I know there are more lasts headed my way. The last day of elementary school is weeks away for my son, and both children put away their own laundry as it is. I rarely make lunches anymore, and they can pick out their own clothes (with relative success). Lasts are a part of this life as a mom, and my goal for today is to remember the sadness that previous lasts have wrought and treasure the moments I know will end. School dropoff lines are a pain in this moment, but I'm sure they don't compare to the pain of watching a teenager drive himself to high school. Entertaining nine-year-old boys might not be the most relaxing way to spend a Saturday, but playdates will come to an end and those boys will move away.

One day will be the last time I wash his sheets, and one night will be the last he spends in his bed at home.

Lasts will come whether we want them to or not, so in light of the sadness of future lasts, let's enjoy the now that still is.

Saturday, April 18, 2015

Wrong Notes and Imperfect Pottery

The clay sculptures sit next to my bed where I can see them every morning and night. A dinosaur, an eagle, and a fish are among my most treasured possessions.

Painstakingly shaped and painted by my own children, these pieces may never be on display in a museum, but they are displayed where their creators' mother can see and appreciate them over and over. In a fire, I'd scoop them right up over items worth thousands more.

My children made them for me, and that is what makes them perfect.

But to my children, they aren't. Sometimes when they see them, they laugh at what they made when their hands were smaller, and they see every flaw in their hands' creations. They ask me why I keep them out, why I display them like they're fine art.

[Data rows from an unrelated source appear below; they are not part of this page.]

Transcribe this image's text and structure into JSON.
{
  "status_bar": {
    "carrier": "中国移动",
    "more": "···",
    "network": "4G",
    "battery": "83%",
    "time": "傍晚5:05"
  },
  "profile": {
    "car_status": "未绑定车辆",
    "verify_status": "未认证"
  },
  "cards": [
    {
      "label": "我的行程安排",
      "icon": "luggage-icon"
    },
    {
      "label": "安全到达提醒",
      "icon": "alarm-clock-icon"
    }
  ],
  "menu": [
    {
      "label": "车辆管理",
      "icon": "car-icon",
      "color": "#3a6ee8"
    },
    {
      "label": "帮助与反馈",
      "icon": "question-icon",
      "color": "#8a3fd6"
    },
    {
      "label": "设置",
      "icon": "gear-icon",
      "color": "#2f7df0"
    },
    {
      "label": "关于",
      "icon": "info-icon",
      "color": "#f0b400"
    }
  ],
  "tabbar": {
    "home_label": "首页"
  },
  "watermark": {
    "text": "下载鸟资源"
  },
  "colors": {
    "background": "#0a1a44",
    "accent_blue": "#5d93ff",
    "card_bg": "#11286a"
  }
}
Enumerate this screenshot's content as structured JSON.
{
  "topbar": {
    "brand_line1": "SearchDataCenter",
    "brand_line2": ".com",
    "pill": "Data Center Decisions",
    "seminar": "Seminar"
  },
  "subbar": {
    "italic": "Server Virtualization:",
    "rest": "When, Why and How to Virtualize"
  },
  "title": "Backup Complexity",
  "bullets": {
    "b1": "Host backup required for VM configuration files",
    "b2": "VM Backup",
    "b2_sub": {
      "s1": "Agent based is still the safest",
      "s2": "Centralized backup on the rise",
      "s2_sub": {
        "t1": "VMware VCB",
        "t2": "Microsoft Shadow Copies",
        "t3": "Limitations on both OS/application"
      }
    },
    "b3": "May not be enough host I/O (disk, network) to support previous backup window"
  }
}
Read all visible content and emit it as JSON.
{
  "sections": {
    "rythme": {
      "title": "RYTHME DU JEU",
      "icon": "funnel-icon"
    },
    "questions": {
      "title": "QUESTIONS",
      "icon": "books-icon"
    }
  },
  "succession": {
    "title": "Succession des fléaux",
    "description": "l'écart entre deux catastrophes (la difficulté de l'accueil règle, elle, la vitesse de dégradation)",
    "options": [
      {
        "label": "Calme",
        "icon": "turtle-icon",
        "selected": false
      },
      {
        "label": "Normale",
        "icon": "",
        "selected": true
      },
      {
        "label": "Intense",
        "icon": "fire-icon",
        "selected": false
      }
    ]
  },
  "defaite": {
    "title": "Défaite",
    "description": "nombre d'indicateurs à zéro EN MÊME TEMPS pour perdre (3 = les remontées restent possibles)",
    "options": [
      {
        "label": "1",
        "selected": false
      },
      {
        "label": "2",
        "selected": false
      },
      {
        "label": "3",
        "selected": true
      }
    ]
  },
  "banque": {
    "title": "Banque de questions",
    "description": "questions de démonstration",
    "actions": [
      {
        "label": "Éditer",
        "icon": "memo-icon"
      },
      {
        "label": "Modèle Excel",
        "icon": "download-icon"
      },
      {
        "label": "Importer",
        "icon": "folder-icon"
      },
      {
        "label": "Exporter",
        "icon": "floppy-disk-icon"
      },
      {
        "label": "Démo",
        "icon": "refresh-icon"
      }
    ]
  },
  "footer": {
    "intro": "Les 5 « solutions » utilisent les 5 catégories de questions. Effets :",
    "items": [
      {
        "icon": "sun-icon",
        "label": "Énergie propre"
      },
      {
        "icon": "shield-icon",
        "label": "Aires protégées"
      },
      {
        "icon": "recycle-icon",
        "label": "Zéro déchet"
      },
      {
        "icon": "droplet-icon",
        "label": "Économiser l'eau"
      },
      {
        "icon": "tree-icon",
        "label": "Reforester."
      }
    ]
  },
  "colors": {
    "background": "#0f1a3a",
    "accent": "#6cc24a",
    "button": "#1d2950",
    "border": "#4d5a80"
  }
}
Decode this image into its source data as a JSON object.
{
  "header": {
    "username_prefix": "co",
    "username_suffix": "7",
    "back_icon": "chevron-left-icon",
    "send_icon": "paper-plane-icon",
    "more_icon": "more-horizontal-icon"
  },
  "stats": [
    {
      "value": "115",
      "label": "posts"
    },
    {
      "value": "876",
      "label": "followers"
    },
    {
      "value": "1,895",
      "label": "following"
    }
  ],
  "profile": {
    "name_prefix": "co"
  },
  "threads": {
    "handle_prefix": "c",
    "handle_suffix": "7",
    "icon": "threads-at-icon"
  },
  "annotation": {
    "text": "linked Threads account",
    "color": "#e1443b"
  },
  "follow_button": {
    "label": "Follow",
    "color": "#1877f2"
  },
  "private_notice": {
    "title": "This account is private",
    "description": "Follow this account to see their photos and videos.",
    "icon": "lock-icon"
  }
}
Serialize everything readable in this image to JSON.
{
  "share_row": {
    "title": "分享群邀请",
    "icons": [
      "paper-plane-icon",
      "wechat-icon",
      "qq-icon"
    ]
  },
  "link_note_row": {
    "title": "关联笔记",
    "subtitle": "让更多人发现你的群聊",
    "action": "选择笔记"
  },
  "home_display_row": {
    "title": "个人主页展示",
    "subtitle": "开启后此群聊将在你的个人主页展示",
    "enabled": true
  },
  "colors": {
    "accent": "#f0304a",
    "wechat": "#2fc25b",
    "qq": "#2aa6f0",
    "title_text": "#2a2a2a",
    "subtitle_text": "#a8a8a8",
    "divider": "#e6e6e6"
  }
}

So often, in my own creating, I feel like I just mess up everything, too.

In my hands and through my eyes, what I intend to be beautiful is nothing more than broken. What I mean to be a masterpiece turns into a mess.

My meager offerings to the Lord? They disappoint me. They are never enough and never as good as so and so's. When I reflect on what I do, all I see are the imperfections and flaws. The shortcomings and not-good-enoughs shout loudly for my attention, and the blood, sweat, and tears I spent on the creation are forgotten. All I see is all I'm not. All I notice is where I failed. Again.

I convince myself that all I can do is create imperfect pottery, and the imperfections cause me to recoil. They cause me to swear off creating again, and they make me feel like I can never offer anything of worth.

And I know I'm not alone.

My sister-in-law has a beautiful voice. She leads worship in our church, and people are constantly amazed at the talent she displays. But when the songs are over and she hears herself replayed, all she hears are the notes she didn't nail. The imperfections that to us are unnoticed are evidence of failure to her ears.

She is like me, and I am like you. All we notice are our own wrong notes; all we see are our imperfect pottery's flaws.

Through my eyes, yes, I am a failure. My creations, even under the best conditions and with the purest intentions, will never be just right. Regardless of how hard I work and how perfect I desire my creation to be, it will fall short. There will always be an improvement that could be made or a change that would make it better.


My eyes are not seeing all that God's are. My assessment is not the most accurate tally, and my focus on miniscule details causes me to forget that I created it for Him and not myself.

My perfection is not what He desires. He just wants me to give it my all, do it for Him, and let it glorify Him how it will. His Word reminds us, "So whether you eat or drink or whatever you do, do it all for the glory of God" (1 Cor. 10:31).

All, for the glory of God. All, even the imperfect. All, even what you wish were better.

And more importantly, for the glory of God. Not for the praise of man, not for self-satisfaction, but for glorifying the One who created you. Your creations are to praise the Creator, and when they are done with only Him in mind, they do.

Our imperfect creations are displayed on his shelves, and they are among His treasures. May we create with pure hearts and glorify with those creations, even if imperfect.